As I recall, this was about the point in my first viewing of Mad Men that I began to get truly frustrated. “Babylon” is significantly better than “5G” in nearly every respect, but I still found myself glancing at the clock during its latter half. Don reconnects with Rachel for help on an ad campaign for Israeli tourism and their discussion of Utopia, the ideal and illusory place, makes a fascinating metaphor for the world of Sterling Cooper. The introduction of Roger and Joan’s relationship and Peggy’s “promotion” to copy writer shows that Don isn’t alone in chasing things that don’t actually exist. It’d be amazing, if only I care about the characters.
“[before we got together] I was so miserable, I was thinking of leaving my wife,” that delightful line from Roger, along with Joan’s understated pain upon hearing it perfectly characterizes their relationship as they each look for something that the other can’t give. Roger’s version of commitment is for her to give up her life outside of him, but his callous self-absorption is frustrated by her feigned indifference. While Joan insists that she’s having too much fun to become Roger’s kept woman, the subtleties of Christina Hendricks’ performance let us know there’s more going on here. Her resistance to his plan is as much about wanting more from him as it about wanting fun elsewhere. In the end, these two simply want something that the other can’t give.
Peggy’s also looking for something that’s not there in a career at Sterling Cooper. Her feedback during a panel on cosmetics is so impressive that she’s given the opportunity to write copy. As exciting as this is for our starry-eyed Miss Olsen, the reality is far removed from her hopes. I’m not talking about the fact that he promotion comes with more work for the same pay (although that’s bad enough), I’m talking about the fact that it comes just after we’ve seen the boys of Sterling Cooper at their worst. The observation of the research panel kicks the sexism up two notches and, even as they recognize her talent, the men can’t help but demean Peggy, “It’s like watching a dog play the piano.” This agency isn’t the place for Peggy to have aspirations.
Finally, we’ve got Don in his never ending quest to have it all. His illusions aren’t limited to the realm of Sterling Cooper, but encompass his entire life. The episode opens with a rather on the on-the-nose metaphor about Don’s home life coming crashing down and then the series’ first flashback gives us a glimpse of the “real” Dick Whitman. I think that this is also the first time that all three of Don’s love interests have appeared in the same episode as he has a meeting with Rachel and a liaison with Midge. It’s all part of the balancing act Don showed us in the opening scene with the breakfast tray, and we know that a fall is coming. Not only is the Don personae itself a lie, but so are the things he aspires to.
Christina Hendricks really was great throughout this episode, her interactions with Peggy being every bit as engaging as those with Roger.
The illusory ideal also works as a metaphor for the whole enterprise of advertising.
Peggy’s quiet observation while the other women get frenzied over the cosmetics was pretty great, particularly with the men initially not understanding it.

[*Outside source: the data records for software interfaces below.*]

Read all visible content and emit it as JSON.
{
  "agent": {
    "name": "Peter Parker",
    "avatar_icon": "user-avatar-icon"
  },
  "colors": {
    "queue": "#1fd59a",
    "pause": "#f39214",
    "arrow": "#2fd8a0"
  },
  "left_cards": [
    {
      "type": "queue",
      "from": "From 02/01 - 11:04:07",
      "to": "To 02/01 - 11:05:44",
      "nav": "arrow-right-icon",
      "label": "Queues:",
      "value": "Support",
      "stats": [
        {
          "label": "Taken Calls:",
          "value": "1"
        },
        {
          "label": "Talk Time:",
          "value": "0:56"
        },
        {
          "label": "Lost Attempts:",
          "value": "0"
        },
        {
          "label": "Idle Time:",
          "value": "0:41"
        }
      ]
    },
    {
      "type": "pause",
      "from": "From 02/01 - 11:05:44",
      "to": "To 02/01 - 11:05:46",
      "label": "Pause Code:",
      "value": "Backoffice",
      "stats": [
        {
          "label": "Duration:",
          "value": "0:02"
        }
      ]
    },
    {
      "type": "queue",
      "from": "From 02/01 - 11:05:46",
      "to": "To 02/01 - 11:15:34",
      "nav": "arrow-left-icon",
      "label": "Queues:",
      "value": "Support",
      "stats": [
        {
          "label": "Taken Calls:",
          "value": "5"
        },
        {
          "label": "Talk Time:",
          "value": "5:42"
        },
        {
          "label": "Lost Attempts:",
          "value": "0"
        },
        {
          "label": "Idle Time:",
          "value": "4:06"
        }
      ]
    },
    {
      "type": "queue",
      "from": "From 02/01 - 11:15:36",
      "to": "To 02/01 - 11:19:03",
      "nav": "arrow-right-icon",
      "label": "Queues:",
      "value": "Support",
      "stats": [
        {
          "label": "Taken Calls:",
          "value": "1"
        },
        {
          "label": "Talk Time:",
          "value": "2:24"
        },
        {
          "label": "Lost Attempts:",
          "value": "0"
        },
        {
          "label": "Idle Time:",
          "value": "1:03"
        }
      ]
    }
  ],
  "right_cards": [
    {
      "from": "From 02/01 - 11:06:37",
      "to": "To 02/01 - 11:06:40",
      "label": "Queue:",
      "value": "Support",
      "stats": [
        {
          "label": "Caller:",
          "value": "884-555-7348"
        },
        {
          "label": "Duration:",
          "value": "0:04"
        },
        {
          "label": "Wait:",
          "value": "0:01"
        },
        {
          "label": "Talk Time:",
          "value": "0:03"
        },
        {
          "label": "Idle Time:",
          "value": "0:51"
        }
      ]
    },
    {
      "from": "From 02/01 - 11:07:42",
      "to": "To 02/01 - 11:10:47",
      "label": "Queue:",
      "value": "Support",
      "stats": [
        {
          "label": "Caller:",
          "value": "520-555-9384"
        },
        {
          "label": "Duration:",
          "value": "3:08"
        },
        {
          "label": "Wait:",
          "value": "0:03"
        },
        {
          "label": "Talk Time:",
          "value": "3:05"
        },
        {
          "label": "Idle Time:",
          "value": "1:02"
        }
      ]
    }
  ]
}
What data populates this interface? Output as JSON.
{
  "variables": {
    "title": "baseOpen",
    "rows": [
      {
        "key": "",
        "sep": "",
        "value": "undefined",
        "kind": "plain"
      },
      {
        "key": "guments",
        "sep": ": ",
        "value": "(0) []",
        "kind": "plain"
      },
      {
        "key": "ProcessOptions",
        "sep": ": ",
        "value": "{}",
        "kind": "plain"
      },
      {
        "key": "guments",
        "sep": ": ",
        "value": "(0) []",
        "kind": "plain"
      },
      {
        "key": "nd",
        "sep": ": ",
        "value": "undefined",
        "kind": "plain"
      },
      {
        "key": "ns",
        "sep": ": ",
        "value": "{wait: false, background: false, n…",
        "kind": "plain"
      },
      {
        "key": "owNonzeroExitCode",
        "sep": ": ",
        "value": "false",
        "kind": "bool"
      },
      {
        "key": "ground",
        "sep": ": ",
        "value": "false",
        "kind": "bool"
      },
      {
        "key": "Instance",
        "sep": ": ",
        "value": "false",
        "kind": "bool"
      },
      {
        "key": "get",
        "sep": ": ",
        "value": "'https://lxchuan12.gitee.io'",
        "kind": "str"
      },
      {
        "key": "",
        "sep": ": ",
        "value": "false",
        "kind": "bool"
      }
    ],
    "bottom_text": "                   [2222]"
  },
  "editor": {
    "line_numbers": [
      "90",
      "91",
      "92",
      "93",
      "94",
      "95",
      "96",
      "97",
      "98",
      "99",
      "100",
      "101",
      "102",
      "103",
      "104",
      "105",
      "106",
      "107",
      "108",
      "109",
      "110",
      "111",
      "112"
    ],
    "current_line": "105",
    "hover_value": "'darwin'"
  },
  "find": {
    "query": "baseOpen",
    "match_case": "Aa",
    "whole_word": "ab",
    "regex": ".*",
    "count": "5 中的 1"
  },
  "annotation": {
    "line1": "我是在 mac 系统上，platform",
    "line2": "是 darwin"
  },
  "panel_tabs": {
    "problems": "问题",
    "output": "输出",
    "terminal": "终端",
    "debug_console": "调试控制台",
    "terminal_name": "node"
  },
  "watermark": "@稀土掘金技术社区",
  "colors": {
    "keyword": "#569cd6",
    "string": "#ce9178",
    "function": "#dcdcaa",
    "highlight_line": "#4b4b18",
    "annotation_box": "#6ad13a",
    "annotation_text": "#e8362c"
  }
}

As I said at the outset, this episode left me cold in spite of all the excellent stuff going on. The finally image was particularly great as Joan, carrying her unwanted bird, stands well apart from Roger as they wait for separate cabs. And still, I found myself thinking “what a great image” rather than having any sort of emotional response.